12. The aesthetic form of Sewol Owol reminds one strongly of the 1980s. This time, however, Hong called his old colleagues from the »Research Group on the Visual Media« together, allowed the citizens to participate in the creation of the picture and organized festivals with concerts and discussion sessions. From all over the country, his former students came together to help him apply the paint. Today, the artistic means of defending freedom of expression seems no longer to be »I alone« or »only with my colleagues« but rather »together with the citizens«, »together with the populace«. Because if a work of art is no longer created as »my work« but as the »work of us all«, then it has more than aesthetic power. Do we not here have the aesthetics of resistance appropriate to the Minjung for a new era?

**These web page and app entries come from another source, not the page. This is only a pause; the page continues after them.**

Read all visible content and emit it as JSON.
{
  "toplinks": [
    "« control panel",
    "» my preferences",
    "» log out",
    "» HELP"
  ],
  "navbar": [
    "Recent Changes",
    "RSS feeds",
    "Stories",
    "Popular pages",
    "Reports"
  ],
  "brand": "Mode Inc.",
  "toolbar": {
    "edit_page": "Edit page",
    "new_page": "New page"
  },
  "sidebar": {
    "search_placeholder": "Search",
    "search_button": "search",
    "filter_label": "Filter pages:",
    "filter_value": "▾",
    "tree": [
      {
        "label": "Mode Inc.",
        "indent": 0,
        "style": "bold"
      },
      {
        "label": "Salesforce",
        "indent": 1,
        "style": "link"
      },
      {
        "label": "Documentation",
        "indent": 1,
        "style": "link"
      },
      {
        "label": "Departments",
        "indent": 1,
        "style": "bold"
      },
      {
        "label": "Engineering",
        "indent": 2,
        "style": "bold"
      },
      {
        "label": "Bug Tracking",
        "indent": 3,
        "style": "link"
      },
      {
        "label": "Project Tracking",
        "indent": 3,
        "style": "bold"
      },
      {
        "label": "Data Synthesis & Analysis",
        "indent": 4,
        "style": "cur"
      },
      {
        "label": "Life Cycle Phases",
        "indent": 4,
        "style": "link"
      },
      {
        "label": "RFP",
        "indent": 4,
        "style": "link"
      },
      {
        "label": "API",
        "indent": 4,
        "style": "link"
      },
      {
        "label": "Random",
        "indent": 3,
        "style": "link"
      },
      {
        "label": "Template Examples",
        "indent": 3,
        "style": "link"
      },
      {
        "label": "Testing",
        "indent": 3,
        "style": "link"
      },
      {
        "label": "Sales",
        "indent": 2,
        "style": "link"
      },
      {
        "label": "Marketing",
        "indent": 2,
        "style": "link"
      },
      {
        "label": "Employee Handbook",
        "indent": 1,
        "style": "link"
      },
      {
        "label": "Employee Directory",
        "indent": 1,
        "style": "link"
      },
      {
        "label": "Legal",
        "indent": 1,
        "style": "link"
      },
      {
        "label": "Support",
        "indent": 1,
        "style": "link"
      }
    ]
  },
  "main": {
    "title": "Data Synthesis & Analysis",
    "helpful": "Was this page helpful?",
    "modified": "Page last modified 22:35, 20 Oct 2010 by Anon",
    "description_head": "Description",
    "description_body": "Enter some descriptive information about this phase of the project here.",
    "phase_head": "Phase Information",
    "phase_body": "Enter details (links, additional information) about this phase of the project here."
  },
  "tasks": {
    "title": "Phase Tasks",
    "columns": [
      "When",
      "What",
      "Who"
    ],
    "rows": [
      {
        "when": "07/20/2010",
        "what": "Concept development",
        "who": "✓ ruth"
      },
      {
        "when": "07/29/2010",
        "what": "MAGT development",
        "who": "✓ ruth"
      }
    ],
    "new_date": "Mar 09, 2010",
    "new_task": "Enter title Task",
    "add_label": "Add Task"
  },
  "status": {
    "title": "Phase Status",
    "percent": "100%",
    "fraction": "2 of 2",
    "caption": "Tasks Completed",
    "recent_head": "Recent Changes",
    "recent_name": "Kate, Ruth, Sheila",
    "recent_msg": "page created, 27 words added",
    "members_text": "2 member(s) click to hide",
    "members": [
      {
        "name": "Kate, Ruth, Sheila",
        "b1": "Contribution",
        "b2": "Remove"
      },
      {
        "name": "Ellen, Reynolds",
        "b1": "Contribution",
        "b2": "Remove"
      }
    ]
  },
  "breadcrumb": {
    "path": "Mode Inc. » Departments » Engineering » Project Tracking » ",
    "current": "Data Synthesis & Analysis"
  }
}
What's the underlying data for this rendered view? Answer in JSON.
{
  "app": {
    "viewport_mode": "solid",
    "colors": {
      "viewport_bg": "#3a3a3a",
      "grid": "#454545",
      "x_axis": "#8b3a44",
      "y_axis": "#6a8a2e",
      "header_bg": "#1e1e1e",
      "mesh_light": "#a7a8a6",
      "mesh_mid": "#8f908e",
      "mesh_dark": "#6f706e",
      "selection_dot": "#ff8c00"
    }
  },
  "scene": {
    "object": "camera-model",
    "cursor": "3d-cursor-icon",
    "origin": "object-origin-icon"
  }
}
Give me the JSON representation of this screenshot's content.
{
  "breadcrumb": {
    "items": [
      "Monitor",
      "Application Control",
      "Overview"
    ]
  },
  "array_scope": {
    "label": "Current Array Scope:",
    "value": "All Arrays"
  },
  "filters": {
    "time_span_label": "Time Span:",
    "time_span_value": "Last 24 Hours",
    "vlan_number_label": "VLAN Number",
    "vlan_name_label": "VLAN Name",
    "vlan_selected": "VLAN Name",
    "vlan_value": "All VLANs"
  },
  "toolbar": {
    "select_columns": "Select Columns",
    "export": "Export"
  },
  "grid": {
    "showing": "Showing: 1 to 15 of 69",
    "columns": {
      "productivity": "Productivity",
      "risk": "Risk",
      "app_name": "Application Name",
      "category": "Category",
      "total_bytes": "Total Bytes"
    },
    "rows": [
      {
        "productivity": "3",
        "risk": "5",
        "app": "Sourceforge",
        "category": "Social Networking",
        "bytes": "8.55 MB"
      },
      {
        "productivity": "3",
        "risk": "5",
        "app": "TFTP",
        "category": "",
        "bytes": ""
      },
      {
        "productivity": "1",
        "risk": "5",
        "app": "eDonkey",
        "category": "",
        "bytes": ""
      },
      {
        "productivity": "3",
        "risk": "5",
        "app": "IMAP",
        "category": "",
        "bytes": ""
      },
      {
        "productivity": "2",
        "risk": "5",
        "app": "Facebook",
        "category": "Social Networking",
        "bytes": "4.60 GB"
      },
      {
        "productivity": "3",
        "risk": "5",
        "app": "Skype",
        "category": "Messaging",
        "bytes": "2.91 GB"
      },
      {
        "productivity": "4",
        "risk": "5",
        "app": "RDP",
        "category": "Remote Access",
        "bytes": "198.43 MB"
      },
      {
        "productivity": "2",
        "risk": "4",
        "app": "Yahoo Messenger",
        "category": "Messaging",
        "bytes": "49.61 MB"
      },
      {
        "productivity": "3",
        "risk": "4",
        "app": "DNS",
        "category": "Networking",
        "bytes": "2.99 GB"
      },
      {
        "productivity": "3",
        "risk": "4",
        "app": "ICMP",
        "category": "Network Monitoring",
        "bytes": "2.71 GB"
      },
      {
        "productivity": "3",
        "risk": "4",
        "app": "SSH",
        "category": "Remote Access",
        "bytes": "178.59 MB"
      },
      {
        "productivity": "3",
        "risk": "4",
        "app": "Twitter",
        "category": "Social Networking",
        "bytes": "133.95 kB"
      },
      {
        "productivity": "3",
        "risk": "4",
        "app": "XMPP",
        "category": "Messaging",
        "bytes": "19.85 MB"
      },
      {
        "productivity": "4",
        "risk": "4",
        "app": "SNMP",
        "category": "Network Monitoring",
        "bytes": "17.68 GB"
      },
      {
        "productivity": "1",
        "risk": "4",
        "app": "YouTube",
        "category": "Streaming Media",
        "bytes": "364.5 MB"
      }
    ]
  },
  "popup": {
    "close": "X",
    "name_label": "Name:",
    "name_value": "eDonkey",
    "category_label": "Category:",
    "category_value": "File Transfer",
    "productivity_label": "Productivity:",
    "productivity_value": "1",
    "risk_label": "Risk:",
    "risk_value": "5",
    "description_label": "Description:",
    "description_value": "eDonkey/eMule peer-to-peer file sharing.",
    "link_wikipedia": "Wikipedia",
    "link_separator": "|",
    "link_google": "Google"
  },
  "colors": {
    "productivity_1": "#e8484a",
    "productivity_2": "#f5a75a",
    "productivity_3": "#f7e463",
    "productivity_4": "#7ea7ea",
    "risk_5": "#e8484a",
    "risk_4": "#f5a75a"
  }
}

The title of the picture Sewol Owol alludes to two historical events – the Sewol ferry disaster of 16 April 2014 with the death of 304 passengers off the west coast of South Korea and the Massacre of 18.05.1980 in Gwangju, South Korea. The word Owol means ‘May’ in Korean. The two tragic events stand symbolically for the feelings of helplessness that arise when a large number of innocent people lose their lives. [Note: Nataly Han]
2 Regarding the characteristics of Hong Sung-dam’s pictures, I refer to: »Gongdongchejeog sinmyeongui gieogtujaeng – 5•18 Gwangjuminjuhwaundong 30 junyeon ginyeomjeon <hongseongdam – huinbich geomeunmul>«, »Misulpyeonglonga gimjonggilui hyeonjangbipyeong – poseuteu minjungmisul syameon / rieollijum« (Publisher: Samchang, 2013), 269 pages
3 The term Minjung denotes both the people and the masses. In the course of the 1980s democracy movement, the term was used above all for the art of resistance that had its origins in the masses. [Note: Nataly Han]
4 The term »shamanistic realism« was probably first used by Sokyong Hwang in his novel »Baridegi« in the year 2007. The historian Honggu Han and the writer Haeseong Seo employ the term in their criticism »Shamanistic Realism: Sung-dam Hong’s ‘Yasukuniwa Kal’« written for Hong’s exhibition »The Illusion of Yasukuni« in 2009 (Peace Museum, Seoul). I became aware of their text only a short time ago, but believe that my use of the term is little different from theirs. I would like to express my deep respect to Honggu Han, Haeseong Seo and Sokyong Hwang for having first proposed the term »shamanistic realism« and having elaborated its theoretical framework.
5 What is meant here is that the current government has only to make an example every now and then by branding a work of art »pro-North Korean« and »hostile to the state« in the terms of the National Security Act. This mostly has the effect that many artists or art institutions, in an act of anticipatory obedience, do not even treat or handle politically explosive topics. The fear of being socially outlawed is a legacy from the days of strict military dictatorship. [Note: Nataly Han]